You might remember that Darling-Hammond was unceremoniously dumped and exiled back to Palo Alto by an Obama administration that had bought uncritically into the worst aspects of corporate-style reform. Fearful that she was too teacher/union friendly, they handed the D.O.E. over to Arne Duncan instead. The consequences have been disastrous for public education.
I still think Darling-Hammond is too accepting of Common Core standards and of testing as a driver of curriculum. But, I think she offers some smart ideas about how and why we test. They include:
- Assessment results should be reported and used for information and improvement, rather than for labeling schools or administering sanctions, a purpose for which they were never intended.
- Federal law should no longer prescribe technical features of tests - how they are designed and administered -- in ways that prevent innovation and change.
- States should be invited to create integrated systems of state- and locally-administered assessments that provide information for the multiple purposes they need to serve, combining rich assessments to describe annual student learning and progress in ways that can inform teaching.
- ESEA should encourage accountability systems based on multiple measures of student success, as well as students' opportunities to learn.
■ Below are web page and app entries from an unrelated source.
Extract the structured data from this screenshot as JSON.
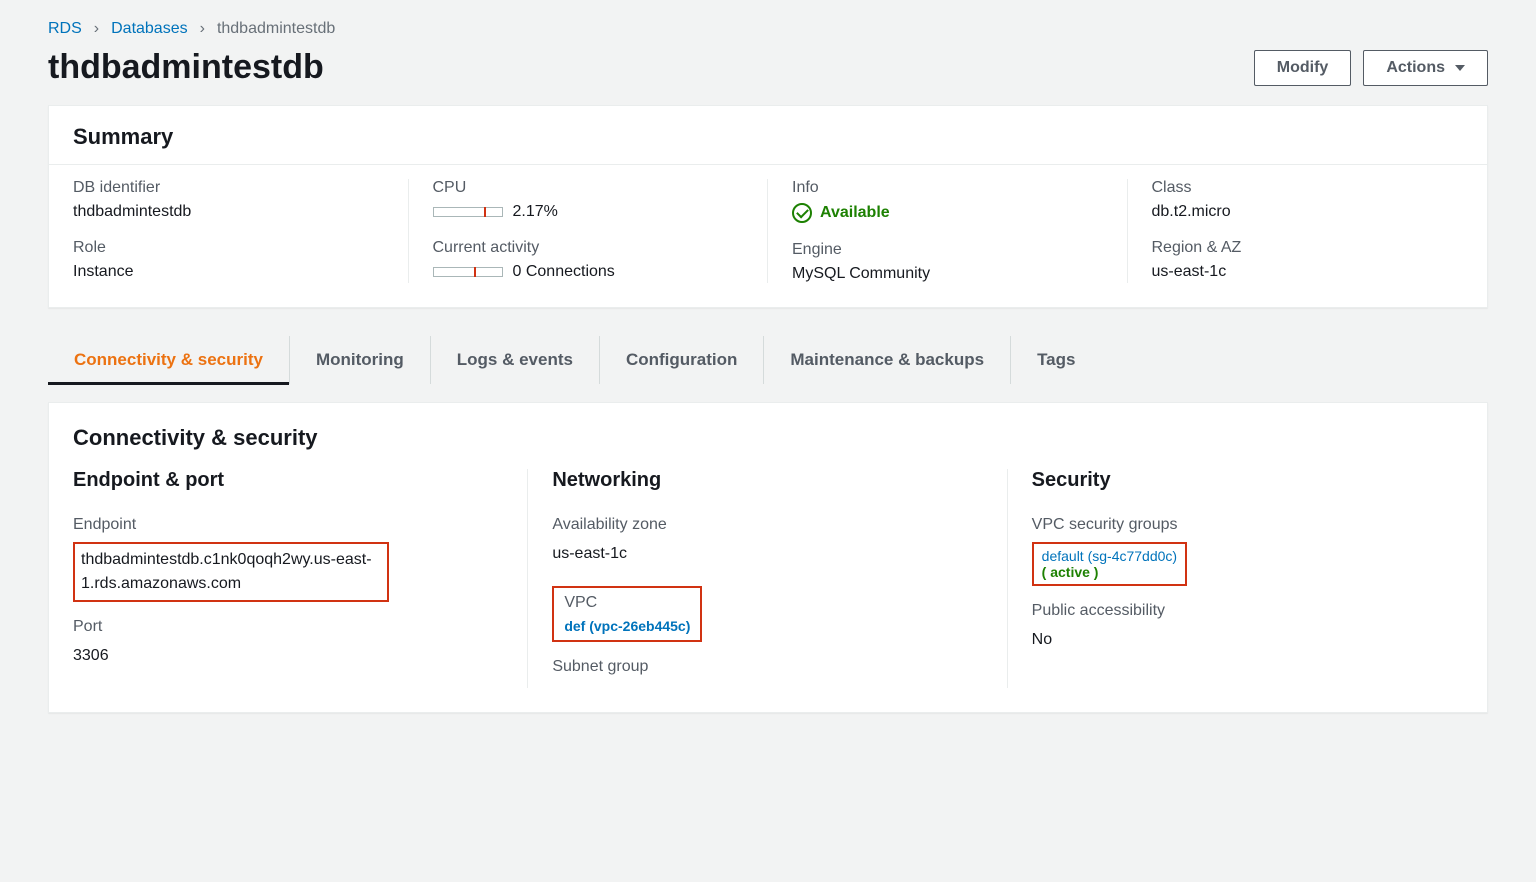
{
  "breadcrumb": {
    "root": "RDS",
    "parent": "Databases",
    "current": "thdbadmintestdb"
  },
  "pageTitle": "thdbadmintestdb",
  "buttons": {
    "modify": "Modify",
    "actions": "Actions"
  },
  "summary": {
    "title": "Summary",
    "dbIdentifier": {
      "label": "DB identifier",
      "value": "thdbadmintestdb"
    },
    "role": {
      "label": "Role",
      "value": "Instance"
    },
    "cpu": {
      "label": "CPU",
      "value": "2.17%",
      "percent": 2.17
    },
    "currentActivity": {
      "label": "Current activity",
      "value": "0 Connections",
      "percent": 0
    },
    "info": {
      "label": "Info",
      "value": "Available"
    },
    "engine": {
      "label": "Engine",
      "value": "MySQL Community"
    },
    "class": {
      "label": "Class",
      "value": "db.t2.micro"
    },
    "regionAZ": {
      "label": "Region & AZ",
      "value": "us-east-1c"
    }
  },
  "tabs": [
    "Connectivity & security",
    "Monitoring",
    "Logs & events",
    "Configuration",
    "Maintenance & backups",
    "Tags"
  ],
  "connSec": {
    "title": "Connectivity & security",
    "endpointPort": {
      "title": "Endpoint & port",
      "endpointLabel": "Endpoint",
      "endpointValue": "thdbadmintestdb.c1nk0qoqh2wy.us-east-1.rds.amazonaws.com",
      "portLabel": "Port",
      "portValue": "3306"
    },
    "networking": {
      "title": "Networking",
      "azLabel": "Availability zone",
      "azValue": "us-east-1c",
      "vpcLabel": "VPC",
      "vpcValue": "def (vpc-26eb445c)",
      "subnetLabel": "Subnet group"
    },
    "security": {
      "title": "Security",
      "sgLabel": "VPC security groups",
      "sgValue": "default (sg-4c77dd0c)",
      "sgStatus": "( active )",
      "paLabel": "Public accessibility",
      "paValue": "No"
    }
  }
}
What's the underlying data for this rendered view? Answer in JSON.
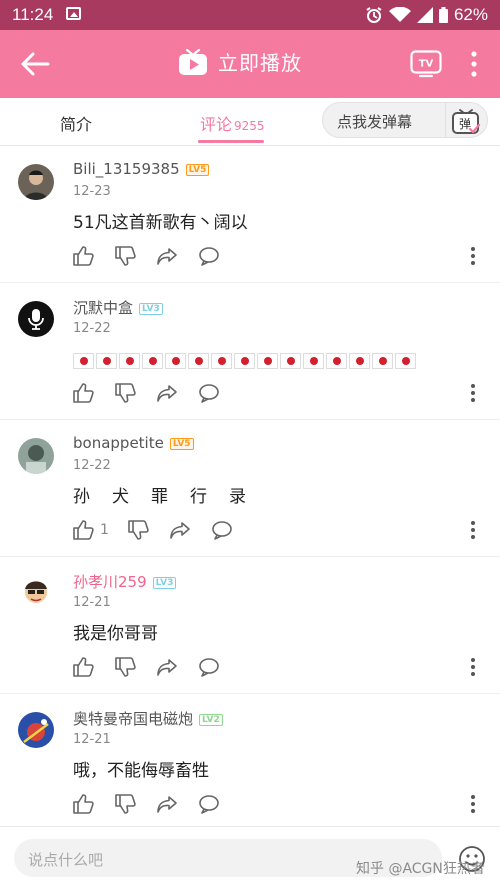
{
  "status": {
    "time": "11:24",
    "battery": "62%"
  },
  "appbar": {
    "title": "立即播放",
    "tv_label": "TV"
  },
  "tabs": {
    "intro": "简介",
    "comments": "评论",
    "comment_count": "9255",
    "danmaku_button": "点我发弹幕",
    "danmaku_icon_label": "弹"
  },
  "comments": [
    {
      "user": "Bili_13159385",
      "level": "LV5",
      "date": "12-23",
      "text": "51凡这首新歌有丶阔以"
    },
    {
      "user": "沉默中盒",
      "level": "LV3",
      "date": "12-22",
      "flag_count": 15
    },
    {
      "user": "bonappetite",
      "level": "LV5",
      "date": "12-22",
      "text": "孙犬罪行录",
      "likes": "1"
    },
    {
      "user": "孙孝川259",
      "level": "LV3",
      "date": "12-21",
      "text": "我是你哥哥"
    },
    {
      "user": "奥特曼帝国电磁炮",
      "level": "LV2",
      "date": "12-21",
      "text": "哦，不能侮辱畜牲"
    }
  ],
  "bottombar": {
    "placeholder": "说点什么吧"
  },
  "watermark": "知乎 @ACGN狂热者",
  "colors": {
    "accent": "#f57aa0",
    "statusbar": "#a8395f"
  }
}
These open-ended exams, which feature essay questions and complex problems, often include project-based components completed during the school year and scored by teachers who are trained to ensure consistency. Rather than treating tests as black boxes to use as hammers for sanctions, these countries understand that assessments of, as, and for learning should be integrated into instruction and support better teaching.Good ideas, Linda. Good luck in getting any of them through this congress.